TASK STATEMENT: What is the number of lines in the data below that contain "Ticket"? Reply with the number only.
::: EXERCISE INPUT
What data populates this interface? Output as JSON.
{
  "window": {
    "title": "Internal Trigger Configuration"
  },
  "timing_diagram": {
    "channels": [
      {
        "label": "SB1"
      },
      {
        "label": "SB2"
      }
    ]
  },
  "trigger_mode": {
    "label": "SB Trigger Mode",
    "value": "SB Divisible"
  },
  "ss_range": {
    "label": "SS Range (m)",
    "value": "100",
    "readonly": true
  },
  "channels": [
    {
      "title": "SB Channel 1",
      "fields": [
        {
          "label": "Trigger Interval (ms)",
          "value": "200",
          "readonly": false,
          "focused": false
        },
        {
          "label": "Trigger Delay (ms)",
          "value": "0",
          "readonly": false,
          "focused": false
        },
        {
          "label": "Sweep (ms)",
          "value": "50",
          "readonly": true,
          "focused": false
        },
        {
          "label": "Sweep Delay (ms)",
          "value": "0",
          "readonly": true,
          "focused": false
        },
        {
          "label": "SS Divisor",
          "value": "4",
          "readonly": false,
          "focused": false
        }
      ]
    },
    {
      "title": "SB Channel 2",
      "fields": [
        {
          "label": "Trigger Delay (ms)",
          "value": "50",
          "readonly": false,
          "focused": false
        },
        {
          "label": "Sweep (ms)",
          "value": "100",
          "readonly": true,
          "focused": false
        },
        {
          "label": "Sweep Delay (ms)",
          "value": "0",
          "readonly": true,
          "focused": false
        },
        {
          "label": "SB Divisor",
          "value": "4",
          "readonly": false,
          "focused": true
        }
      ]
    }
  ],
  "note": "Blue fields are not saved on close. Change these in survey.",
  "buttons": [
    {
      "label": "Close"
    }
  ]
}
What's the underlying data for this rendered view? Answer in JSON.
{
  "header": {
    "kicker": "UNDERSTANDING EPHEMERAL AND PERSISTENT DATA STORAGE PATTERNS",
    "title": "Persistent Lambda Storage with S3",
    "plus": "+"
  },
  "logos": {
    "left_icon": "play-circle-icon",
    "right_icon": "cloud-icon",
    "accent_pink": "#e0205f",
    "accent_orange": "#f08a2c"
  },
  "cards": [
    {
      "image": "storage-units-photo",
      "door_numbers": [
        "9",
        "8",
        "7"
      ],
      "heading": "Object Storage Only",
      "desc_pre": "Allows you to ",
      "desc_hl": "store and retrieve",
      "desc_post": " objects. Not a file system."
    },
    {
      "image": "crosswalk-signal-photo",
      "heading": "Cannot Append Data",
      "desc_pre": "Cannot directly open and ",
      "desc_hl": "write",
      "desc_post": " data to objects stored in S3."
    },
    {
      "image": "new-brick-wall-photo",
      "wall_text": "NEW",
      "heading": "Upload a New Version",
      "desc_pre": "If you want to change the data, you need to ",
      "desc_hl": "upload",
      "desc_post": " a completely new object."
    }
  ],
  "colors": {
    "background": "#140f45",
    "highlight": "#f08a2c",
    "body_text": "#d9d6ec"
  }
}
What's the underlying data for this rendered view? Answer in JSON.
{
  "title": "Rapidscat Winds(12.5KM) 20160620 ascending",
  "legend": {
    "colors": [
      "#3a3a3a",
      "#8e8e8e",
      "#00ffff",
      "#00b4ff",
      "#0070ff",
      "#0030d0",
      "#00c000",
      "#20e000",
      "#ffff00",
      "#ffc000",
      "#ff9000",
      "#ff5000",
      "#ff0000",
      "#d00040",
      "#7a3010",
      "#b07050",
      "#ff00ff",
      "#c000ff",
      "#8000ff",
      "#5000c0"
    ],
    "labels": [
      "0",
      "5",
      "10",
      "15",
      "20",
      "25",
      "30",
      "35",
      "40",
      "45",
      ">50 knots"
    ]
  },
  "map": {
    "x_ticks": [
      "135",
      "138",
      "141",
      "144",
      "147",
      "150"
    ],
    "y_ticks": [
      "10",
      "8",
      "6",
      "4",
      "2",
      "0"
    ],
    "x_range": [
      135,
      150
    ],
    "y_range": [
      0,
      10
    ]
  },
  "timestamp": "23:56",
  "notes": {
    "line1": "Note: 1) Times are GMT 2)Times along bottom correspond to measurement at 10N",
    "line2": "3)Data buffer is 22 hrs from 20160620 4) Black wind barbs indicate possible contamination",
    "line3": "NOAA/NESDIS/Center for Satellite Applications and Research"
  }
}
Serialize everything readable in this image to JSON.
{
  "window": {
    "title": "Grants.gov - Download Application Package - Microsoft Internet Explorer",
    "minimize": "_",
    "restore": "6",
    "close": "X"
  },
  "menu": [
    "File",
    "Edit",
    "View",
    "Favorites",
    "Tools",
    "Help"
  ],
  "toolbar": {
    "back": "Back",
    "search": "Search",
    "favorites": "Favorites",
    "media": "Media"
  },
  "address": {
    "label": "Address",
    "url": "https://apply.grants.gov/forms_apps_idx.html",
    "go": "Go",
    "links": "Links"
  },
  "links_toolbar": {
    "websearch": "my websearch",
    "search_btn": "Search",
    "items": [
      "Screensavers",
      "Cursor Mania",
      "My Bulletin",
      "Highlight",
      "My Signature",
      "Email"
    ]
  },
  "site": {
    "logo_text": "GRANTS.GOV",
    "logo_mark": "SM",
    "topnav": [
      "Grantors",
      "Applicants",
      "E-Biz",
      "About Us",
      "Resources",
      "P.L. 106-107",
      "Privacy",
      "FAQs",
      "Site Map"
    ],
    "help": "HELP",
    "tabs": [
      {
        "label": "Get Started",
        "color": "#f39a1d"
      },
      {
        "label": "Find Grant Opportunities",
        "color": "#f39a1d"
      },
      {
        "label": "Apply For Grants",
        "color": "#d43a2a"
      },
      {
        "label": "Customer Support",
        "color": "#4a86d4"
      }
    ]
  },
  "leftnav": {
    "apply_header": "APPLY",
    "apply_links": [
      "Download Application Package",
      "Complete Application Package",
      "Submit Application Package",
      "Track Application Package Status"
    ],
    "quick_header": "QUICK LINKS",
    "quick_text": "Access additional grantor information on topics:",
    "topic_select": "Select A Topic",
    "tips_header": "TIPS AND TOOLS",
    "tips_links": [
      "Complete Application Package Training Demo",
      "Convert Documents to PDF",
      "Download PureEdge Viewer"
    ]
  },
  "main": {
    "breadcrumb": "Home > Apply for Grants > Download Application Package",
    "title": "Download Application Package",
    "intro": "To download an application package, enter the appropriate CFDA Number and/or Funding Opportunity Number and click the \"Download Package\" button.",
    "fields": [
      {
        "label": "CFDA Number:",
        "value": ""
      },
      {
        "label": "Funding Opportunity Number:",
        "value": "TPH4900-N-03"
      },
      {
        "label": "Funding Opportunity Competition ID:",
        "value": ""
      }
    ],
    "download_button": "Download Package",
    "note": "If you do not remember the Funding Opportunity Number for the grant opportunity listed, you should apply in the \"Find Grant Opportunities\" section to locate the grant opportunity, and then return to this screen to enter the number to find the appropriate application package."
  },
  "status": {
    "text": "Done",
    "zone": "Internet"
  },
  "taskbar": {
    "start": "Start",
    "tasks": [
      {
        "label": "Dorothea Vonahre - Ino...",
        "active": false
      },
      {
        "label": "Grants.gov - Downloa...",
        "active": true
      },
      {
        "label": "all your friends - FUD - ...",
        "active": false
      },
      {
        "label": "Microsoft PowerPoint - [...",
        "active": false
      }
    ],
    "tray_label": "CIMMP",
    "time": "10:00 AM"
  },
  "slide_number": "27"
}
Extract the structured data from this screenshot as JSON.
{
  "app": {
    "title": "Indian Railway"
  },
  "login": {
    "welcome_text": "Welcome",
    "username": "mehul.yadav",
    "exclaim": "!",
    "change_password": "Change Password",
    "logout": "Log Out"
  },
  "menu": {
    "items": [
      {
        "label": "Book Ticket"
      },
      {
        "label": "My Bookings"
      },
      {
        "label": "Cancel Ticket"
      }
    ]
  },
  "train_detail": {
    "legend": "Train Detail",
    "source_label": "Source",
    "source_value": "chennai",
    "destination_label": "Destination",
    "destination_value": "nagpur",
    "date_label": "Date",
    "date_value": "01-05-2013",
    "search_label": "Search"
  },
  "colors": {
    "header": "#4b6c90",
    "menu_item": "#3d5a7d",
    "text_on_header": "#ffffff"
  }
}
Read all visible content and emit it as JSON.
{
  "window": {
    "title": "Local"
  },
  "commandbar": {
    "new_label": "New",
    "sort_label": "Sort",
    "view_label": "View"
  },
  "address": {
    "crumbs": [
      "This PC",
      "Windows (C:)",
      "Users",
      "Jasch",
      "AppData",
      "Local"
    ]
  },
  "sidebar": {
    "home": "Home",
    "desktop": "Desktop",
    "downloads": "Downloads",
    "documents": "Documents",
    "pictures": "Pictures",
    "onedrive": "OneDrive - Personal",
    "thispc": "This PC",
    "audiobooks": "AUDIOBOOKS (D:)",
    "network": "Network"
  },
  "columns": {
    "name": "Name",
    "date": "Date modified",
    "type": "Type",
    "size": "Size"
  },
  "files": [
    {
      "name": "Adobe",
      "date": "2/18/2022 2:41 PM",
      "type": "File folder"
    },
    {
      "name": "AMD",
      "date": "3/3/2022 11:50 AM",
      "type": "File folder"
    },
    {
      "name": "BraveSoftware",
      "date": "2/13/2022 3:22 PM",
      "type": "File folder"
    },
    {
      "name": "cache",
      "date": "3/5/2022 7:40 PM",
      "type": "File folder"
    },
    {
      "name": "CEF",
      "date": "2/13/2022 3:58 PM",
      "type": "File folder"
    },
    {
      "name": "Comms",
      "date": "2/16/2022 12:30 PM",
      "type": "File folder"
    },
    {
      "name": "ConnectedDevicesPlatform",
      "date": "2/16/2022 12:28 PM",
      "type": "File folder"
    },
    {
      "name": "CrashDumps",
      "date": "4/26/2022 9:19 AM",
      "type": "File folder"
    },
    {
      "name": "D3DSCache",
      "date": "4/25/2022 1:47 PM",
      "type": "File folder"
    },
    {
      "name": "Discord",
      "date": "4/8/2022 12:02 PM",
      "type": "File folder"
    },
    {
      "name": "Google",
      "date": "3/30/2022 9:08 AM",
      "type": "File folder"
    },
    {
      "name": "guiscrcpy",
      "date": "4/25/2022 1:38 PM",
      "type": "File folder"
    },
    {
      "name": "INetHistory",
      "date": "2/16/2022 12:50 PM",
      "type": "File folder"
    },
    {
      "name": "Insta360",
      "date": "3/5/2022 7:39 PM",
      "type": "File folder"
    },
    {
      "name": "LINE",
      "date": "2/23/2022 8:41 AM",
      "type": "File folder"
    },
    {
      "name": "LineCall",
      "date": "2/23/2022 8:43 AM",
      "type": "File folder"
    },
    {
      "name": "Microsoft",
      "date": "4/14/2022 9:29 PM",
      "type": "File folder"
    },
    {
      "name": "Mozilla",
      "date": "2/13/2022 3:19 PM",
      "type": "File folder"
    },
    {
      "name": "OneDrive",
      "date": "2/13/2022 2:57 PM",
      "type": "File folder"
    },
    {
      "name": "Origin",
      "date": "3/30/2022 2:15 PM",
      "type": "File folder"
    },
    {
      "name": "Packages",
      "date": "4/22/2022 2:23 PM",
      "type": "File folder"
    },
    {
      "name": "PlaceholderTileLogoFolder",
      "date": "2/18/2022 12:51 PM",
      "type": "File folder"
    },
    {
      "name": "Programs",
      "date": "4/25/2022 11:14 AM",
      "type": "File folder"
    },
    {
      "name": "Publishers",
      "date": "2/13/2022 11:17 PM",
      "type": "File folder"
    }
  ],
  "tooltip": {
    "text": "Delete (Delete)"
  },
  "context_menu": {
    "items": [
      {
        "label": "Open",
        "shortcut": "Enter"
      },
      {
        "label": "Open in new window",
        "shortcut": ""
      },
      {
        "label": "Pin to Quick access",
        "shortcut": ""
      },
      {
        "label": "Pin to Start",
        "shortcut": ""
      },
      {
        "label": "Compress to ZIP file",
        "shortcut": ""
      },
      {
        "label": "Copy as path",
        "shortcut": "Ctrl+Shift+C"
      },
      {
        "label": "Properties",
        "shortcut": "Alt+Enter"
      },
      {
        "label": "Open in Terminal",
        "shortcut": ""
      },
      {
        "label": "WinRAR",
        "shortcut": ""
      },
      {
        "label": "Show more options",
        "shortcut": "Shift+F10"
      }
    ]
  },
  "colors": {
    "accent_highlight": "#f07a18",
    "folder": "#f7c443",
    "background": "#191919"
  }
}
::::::
ANSWER: 2